Articles Posted in Procedural issues

If an injured worker is found to be an employee, then they are entitled to receive workers’ compensation benefits.  However, if an injured worker is found to be an independent contractor, then they are not entitled to receive workers’ compensation benefits.  Iowa Code Section 85.61(11) defines an employee as someone who has entered into the employment of or is working under a contract of service, express or implied, for an employer.

Where the employer-employee relationship is in dispute, the worker has the initial duty to prove by a preponderance of the evidence that they were an employee within the meaning of the law. If the worker can establish a prima facie case that they were an employee, then the burden shifts to the Defendant to rebut the presumption that the worker was an employee.

Determining whether or not a worker is an employee relies on analyzing multiple factors.  No one factor is controlling.  The factors are:

Iowa law provides that for work injuries prior to July 1, 2017 an employer is fully liable for compensating all of an injured worker’s disability that arises out of and in the course of the employee’s employment with the employer.

However, Iowa Code Section 85.34(7)(b)(2) provides that where a worker suffers two industrial disability injuries with the same employer, the worker should be paid industrial disability based on the combined disability from the two injuries; and the employer should receive a credit for the benefits paid for the first injury.

The Iowa Workers’ Compensation Commissioner filed an Appeal Decision on November 5, 2018 in the case of Ditsworth v. ICON Ag, Federated Insurance and Nationwide Insurance examining an apportionment situation.

Under Iowa workers’ compensation law the issue of apportionment has been an unclear area that has led to a great deal of litigation.  Iowa Code Section 85.34(7)(b)(1) covers injuries that occurred before July 1, 2017 and provides:

“If an injured employee has a preexisting disability that was caused by a prior injury arising out of and in the course of employment with the same employer, and the preexisting disability was compensable under the same paragraph of subsection 2 as the employee’s present injury, the employer is liable for the combined disability that is caused by the injuries, measured in relation to the employee’s condition immediately prior to the first injury.  In this instance, the employer’s liability for the combined disability shall be considered to be already partially satisfied to the extent of the percentage of disability for which the employee was previously compensated by the employer.”

The Iowa Workers’ Compensation Commissioner issued a decision on August 31, 2018 in the case of Haltom v. JBS USA, LLC and American Zurich Insurance Company.  The Haltom case deals with the issue of apportionment, and also addresses a complex set of facts involving multiple injuries.

We have added a new section to our website discussing a workers’ eligibility for healing period benefits if they are laid off or terminated.

Under Iowa workers’ compensation law an injured employee is entitled to receive healing period benefits if they are laid off or if their place of employment closes until the injured employee reaches maximum medical improvement.

If a worker is terminated after they are injured, they are generally eligible to receive healing period benefits until they reach maximum medical improvement.

We have added a new section to our website concerning light duty issues in Iowa work comp cases.  The topics relating to light duty work include:

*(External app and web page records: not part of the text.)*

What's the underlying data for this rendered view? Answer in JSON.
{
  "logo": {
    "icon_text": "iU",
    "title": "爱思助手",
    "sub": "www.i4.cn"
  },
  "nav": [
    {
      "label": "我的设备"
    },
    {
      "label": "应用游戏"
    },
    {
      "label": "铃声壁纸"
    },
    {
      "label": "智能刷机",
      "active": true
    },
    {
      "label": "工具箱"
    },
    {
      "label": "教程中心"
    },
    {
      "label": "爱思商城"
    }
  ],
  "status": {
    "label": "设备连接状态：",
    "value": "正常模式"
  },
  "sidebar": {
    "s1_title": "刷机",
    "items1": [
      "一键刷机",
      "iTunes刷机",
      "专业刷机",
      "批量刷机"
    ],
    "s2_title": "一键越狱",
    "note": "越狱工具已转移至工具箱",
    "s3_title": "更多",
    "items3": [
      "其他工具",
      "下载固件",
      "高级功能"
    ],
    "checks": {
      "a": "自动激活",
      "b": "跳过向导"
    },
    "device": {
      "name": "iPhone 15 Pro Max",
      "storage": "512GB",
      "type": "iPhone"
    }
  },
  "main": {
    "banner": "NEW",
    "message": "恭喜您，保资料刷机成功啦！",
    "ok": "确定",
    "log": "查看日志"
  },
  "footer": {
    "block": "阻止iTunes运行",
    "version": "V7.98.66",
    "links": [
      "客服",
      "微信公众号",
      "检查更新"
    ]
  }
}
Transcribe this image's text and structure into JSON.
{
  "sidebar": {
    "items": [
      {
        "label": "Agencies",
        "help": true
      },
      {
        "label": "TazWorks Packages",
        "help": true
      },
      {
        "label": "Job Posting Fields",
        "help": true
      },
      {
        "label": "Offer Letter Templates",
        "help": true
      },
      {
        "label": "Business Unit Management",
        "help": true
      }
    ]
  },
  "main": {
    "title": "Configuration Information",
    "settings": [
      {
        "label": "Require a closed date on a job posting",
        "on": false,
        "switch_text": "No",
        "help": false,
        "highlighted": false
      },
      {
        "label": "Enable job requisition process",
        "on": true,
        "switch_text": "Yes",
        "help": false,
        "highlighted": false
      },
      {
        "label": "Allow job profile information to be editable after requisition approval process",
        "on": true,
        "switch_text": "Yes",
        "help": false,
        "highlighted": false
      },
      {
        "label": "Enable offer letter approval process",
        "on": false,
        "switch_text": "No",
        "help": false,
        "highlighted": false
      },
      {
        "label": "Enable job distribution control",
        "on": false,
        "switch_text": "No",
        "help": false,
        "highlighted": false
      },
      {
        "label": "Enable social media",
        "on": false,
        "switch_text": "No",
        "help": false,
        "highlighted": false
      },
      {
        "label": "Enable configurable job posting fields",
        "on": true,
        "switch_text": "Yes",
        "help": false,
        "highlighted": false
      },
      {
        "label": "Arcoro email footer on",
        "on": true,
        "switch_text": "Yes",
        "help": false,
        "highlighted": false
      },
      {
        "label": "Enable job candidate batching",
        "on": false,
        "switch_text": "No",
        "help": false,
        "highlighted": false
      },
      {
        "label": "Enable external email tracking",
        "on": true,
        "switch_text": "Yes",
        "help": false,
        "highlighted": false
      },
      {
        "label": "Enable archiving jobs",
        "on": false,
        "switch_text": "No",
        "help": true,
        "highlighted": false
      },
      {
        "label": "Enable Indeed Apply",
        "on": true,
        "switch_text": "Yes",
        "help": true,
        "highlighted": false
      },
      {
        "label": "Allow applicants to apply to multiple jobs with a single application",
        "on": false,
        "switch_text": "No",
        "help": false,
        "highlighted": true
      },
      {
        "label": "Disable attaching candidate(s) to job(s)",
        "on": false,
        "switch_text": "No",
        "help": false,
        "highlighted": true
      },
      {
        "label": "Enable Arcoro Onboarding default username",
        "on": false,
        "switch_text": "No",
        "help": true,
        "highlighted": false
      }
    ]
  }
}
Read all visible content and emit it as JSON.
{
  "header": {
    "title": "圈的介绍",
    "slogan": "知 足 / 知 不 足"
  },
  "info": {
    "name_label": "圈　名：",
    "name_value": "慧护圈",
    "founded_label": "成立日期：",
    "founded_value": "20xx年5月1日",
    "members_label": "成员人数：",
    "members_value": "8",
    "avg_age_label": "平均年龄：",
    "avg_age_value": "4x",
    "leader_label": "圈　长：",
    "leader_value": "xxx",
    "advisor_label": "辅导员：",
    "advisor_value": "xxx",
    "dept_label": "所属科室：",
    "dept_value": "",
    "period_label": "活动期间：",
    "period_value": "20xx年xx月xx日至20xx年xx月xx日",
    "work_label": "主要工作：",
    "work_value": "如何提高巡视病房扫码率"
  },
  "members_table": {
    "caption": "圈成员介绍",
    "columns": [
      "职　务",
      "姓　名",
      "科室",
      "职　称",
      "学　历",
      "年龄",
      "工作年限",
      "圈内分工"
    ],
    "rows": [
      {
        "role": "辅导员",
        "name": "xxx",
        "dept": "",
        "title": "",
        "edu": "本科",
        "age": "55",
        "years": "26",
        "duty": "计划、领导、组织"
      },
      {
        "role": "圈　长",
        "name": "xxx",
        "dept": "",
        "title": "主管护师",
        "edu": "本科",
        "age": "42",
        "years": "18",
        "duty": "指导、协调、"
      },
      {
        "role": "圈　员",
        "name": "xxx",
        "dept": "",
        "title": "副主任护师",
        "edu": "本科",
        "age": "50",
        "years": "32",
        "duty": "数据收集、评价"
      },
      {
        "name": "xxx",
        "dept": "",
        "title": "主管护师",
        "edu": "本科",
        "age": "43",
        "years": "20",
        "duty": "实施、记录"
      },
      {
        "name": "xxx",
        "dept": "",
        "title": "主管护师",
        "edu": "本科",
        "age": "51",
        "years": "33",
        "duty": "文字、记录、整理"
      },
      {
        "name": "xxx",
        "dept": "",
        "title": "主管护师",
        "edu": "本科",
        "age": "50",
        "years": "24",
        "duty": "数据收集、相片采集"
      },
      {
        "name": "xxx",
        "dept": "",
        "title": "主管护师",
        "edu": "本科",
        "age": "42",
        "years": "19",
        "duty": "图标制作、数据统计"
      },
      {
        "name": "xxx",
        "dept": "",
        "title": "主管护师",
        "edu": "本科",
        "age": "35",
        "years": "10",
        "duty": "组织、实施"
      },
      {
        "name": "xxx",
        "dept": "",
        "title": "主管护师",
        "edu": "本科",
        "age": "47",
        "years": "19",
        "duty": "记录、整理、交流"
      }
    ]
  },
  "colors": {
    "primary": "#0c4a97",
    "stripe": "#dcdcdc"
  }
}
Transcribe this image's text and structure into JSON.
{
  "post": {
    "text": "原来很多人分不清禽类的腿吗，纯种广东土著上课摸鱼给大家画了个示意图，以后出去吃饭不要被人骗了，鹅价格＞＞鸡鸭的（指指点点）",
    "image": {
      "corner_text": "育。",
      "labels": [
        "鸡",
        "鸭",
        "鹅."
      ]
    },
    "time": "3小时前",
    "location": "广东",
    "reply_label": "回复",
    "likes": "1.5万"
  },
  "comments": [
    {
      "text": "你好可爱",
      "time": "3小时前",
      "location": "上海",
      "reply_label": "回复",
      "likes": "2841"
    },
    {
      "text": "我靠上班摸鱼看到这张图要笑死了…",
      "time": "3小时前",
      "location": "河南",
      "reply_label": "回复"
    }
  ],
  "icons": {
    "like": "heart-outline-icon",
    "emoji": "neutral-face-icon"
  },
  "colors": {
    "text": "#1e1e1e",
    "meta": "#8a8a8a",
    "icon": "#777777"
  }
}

  1. Employees being given light duty work that is too hard for their work restrictions.
  2. Situations where an employee is entitled to receive wages for light duty work and also receive workers’ compensation temporary partial disability benefits.

Unfortunately, employers and work comp insurance carriers end up filing for bankruptcy.  We have added a new section to our website that talks about the two main variations of this problem and how our law firm deals with them.

The first situation is where an employer files for bankruptcy while having a work comp insurance policy that has a very high deductible.  Our law firm has successfully argued that Iowa law makes both the employer and the insurance carrier jointly and severally responsible for all of the workers’ compensation liability, including the deductible.  Therefore, our law firm has been successful in persuading reluctant insurance companies to pay the entire claim.

The second problem area is when the workers’ compensation insurance carrier becomes insolvent.  The insolvency of the insurance company does lead to delays. However, the Iowa Insurance Guaranty Association does step in to cover for the insolvent insurance company.  Our law firm has had good success in dealing with the Insurance Guaranty Association.

We have added a new section to our website that covers trials in Iowa work comp cases.  The section talks about how our lawyers handle the major recurring issues in Iowa work comp trials, that include:

  1. Was there an employer-employee relationship?
  2. Did the worker sustain an injury which “arose out of and in the course of” employment?

A large percentage of Iowa work comp cases go to trial.  However, many cases are resolved through settlement negotiations.

The Iowa law concerning work injury settlements is fairly complicated.  We have added a new section to our website that talks about many of the factors to consider and the special issues that come up in settlements including:

  1. The two main categories of settlement in Iowa work comp cases are called open file settlements or closed file settlements. The new section discusses the differences between these types of settlements and the pros and cons of each settlement.

Our law firm accepts work injury case referrals from lawyers who do not regularly handle Iowa worker’s compensation claims. In the referral cases the clients pay the same one third contingent fee that we use in non-referral cases.

We have added a new section to our website that discusses how the referral of work comp claims work. You can see the new section here.